Some might argue Tupac knew death was knocking at his door. He talked about it and rapped about it as if it were imminent. That didn’t make his passing in 1996 at age 25 any easier on his fans.

The controversial rap star meant more to hip-hop than most emcees. He was political, outspoken and proved to be a conscious leader when he wasn’t embroiled in beef.

Dr. Fred Johnson, Associate Professor of History at Hope College, and Tayannah McQuillar, author of When Rap Music Had a Conscience, chronicle the life of this American hero, from his rough-and-tumble childhood to his phenomenal fame and, ultimately, to the gangsta-style drive-by in Las Vegas that took his life.

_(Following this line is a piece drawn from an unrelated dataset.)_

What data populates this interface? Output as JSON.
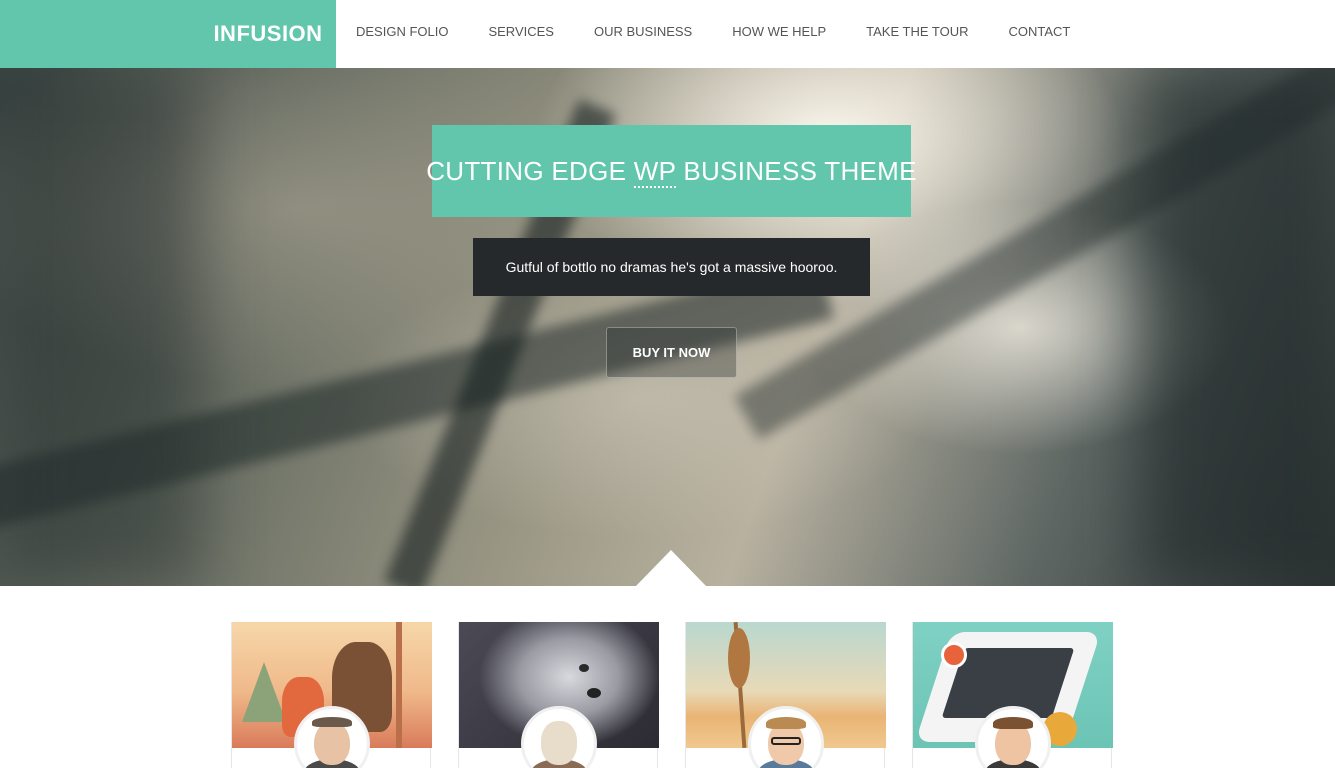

There are so many high and low points in Tupac’s life that make him fascinating, which are hinted at in the book’s chapter titles: Nonviolence Is a Dead Philosophy, Baltimore School for the Arts, Jada and John, Shock G, Interscope, T.H.U.G. L.I.F.E., Poetic Justice, Puffy, Biggie, Above the Rim, A Shooting in Atlanta, Me Against the World, The Shogun of Death Row, Inmate No. 95-A-1140, Piggie and Buffy, The Second Shooting, The Notorious P.I.S.S.E.D., The Third Shooting, Goodbye.

Though he seemed to attract danger and death, his smile seemed to suggest love and life. His on-screen persona was magnetic, as Rolling Stone’s Peter Travers wrote about him in 1992’s Juice. It has been said that director John Singleton wrote the lead of 2001’s Baby Boy for Tupac. At the time of his passing, Tupac was on a cinematic roll: Bullet, Gridlock’d, Gang Related. He had one foot on Hollywood’s red carpet and one foot on heaven’s doorstep. His was a tough part to play; because being the bad guy with a quick tongue made him famous, yet it was also his ultimate downfall.

Since his death, five posthumous albums have been released, scoring a total of eight Top 10 hits. Tupac’s legacy lives on: Read all about it.